Below are some entries. Reproduce them word for word.

[[ EXCERPTED RECORDS open ]]

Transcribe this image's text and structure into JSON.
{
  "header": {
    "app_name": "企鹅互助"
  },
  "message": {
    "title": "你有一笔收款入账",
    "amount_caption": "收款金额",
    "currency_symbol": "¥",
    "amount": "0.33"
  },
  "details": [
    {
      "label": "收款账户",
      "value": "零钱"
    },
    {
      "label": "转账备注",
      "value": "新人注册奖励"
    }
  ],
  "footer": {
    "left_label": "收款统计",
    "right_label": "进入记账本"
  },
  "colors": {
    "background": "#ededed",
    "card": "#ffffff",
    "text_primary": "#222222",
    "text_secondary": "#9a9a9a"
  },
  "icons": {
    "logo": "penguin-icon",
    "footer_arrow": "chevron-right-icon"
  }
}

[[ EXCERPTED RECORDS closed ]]

■ ANSWER
Transcribe this image's text and structure into JSON.
{
  "header": {
    "app_name": "企鹅互助"
  },
  "message": {
    "title": "你有一笔收款入账",
    "amount_caption": "收款金额",
    "currency_symbol": "¥",
    "amount": "0.33"
  },
  "details": [
    {
      "label": "收款账户",
      "value": "零钱"
    },
    {
      "label": "转账备注",
      "value": "新人注册奖励"
    }
  ],
  "footer": {
    "left_label": "收款统计",
    "right_label": "进入记账本"
  },
  "colors": {
    "background": "#ededed",
    "card": "#ffffff",
    "text_primary": "#222222",
    "text_secondary": "#9a9a9a"
  },
  "icons": {
    "logo": "penguin-icon",
    "footer_arrow": "chevron-right-icon"
  }
}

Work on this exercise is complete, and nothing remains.